Have you ever wondered how much radioactive waste exists in different countries? Or if there are differences in how countries are planning to manage or dispose of it?
These are some of the things I discussed at a recent meeting of technical experts in radioactive waste and spent fuel management at the International Atomic Energy Association (IAEA).
Engaging with the IAEA and member countries
One of the most fascinating parts of my role as the National Waste Inventory Manager is engaging with international peers in the field of radioactive waste and spent fuel management and sharing best practice.
In July, I gathered with 25 technical experts from other member countries such as Canada, France, United States and Spain to discuss the current status of radioactive waste and spent fuel inventory management at the IAEA’s Technical Meeting on Status and Trends in Spent Fuel and Radioactive Waste Management. One of the things we discussed was the update to the UK’s national radioactive waste and materials inventory being undertaken now.
The UK is a member state of the IAEA, and one of our obligations is to submit information on the inventory of our radioactive waste and spent fuel and on the progress of waste management programmes. One IAEA initiative has been the development of a summary ‘Status and Trends’ report to describe:
- A global overview of radioactive waste and spent fuel inventories
- A summary of individual countries’ approaches to waste management
- A summary of global trends and challenges in radioactive waste and spent fuel management
In 2018, the first ‘Status and Trends’ report was published and the UK is currently inputting into an updated report.
Levels of radioactive waste
The UK is just one of a large number of countries managing radioactive waste and spent fuel, representing a very small fraction of the global total. One of the trends in the latest Status and Trends report was that a significant proportion of global Low Level Waste (LLW) has already been disposed of to date (see Fig 3). This is similar to the UK where a lot of progress has been made in consigning LLW to designated disposal facilities such as the Low Level Waste Repository.
The IAEA report summarised figures of solid radioactive waste and spent fuel in storage globally:
|370,793 tHM||Spent fuel|
The majority of global waste is of low radioactivity. The same is true in the UK, where over 90% of all waste is of low radioactivity.
Global trends and challenges
The meeting provided a chance for member countries to share information on their waste and spent fuel inventories and management strategies. During the sessions, some interesting observations were highlighted:
- A large proportion of LLW has already been disposed of globally
- There is a global challenge to establish long term disposal options for ILW, HLW and spent nuclear fuel
- There is a decline in spent fuel management by reprocessing, most notably due to the UK’s plans to cease reprocessing in 2020
- There is increasing focus on the non-radiological properties of radioactive waste

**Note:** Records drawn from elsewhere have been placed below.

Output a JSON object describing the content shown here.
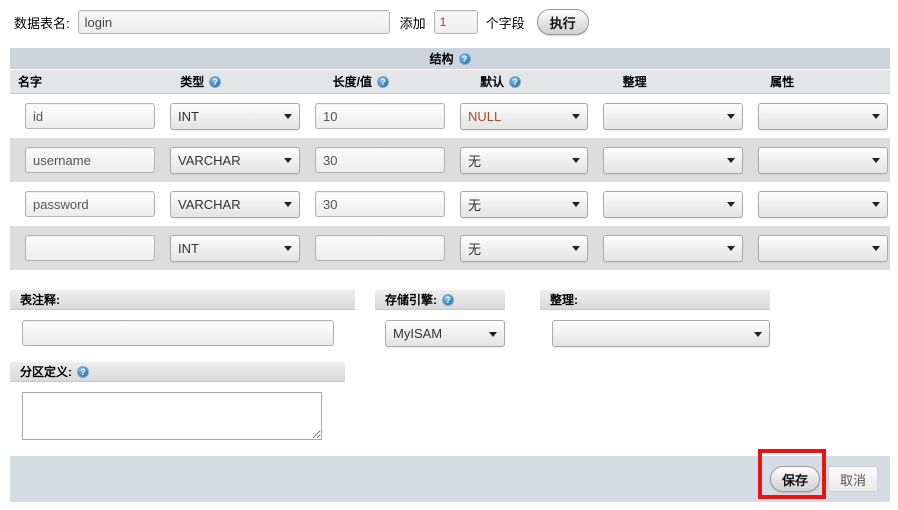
{
  "toolbar": {
    "table_name_label": "数据表名:",
    "table_name_value": "login",
    "add_label": "添加",
    "add_count_value": "1",
    "fields_label": "个字段",
    "go_label": "执行"
  },
  "structure": {
    "section_title": "结构",
    "columns": {
      "name": "名字",
      "type": "类型",
      "length": "长度/值",
      "default": "默认",
      "collation": "整理",
      "attributes": "属性"
    },
    "rows": [
      {
        "name": "id",
        "type": "INT",
        "length": "10",
        "default": "NULL",
        "collation": "",
        "attributes": ""
      },
      {
        "name": "username",
        "type": "VARCHAR",
        "length": "30",
        "default": "无",
        "collation": "",
        "attributes": ""
      },
      {
        "name": "password",
        "type": "VARCHAR",
        "length": "30",
        "default": "无",
        "collation": "",
        "attributes": ""
      },
      {
        "name": "",
        "type": "INT",
        "length": "",
        "default": "无",
        "collation": "",
        "attributes": ""
      }
    ]
  },
  "options": {
    "comment_label": "表注释:",
    "comment_value": "",
    "engine_label": "存储引擎:",
    "engine_value": "MyISAM",
    "collation_label": "整理:",
    "collation_value": "",
    "partition_label": "分区定义:",
    "partition_value": ""
  },
  "footer": {
    "save_label": "保存",
    "cancel_label": "取消"
  },
  "colors": {
    "highlight_box": "#ee1111",
    "header_band": "#ccd4de",
    "footer_band": "#d4dce6",
    "alt_row": "#dddddd"
  }
}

- There is recognition of the benefits of integrated approaches to waste management
- Around 70% of global spent fuel is currently stored in pools, however there is increasing focus on dry fuel storage
It was especially interesting to hear that the challenges faced by the UK are similarly faced with other countries. The status and trends discussed at the meeting will be summarised in an upcoming second iteration summary ‘Status and Trends’ report to be published by the IAEA.
The UK’s next national radioactive waste inventory update
The NDA, on behalf of UK government, is currently preparing an update to the national inventory of radioactive waste and materials. This will detail the radioactive waste and spent fuel being safely stored in the UK at the stock date of 1 of April 2019 and forecast waste arising over the next 100 years. The previous inventory publications can be found on the NDA’s Radioactive Waste Inventory website.
The update to the UK national inventory will be reported to the IAEA following its publication. It will also be used to meet additional international reporting requirements and provide information to inform policy and strategy development and aid radioactive waste and spent fuel management.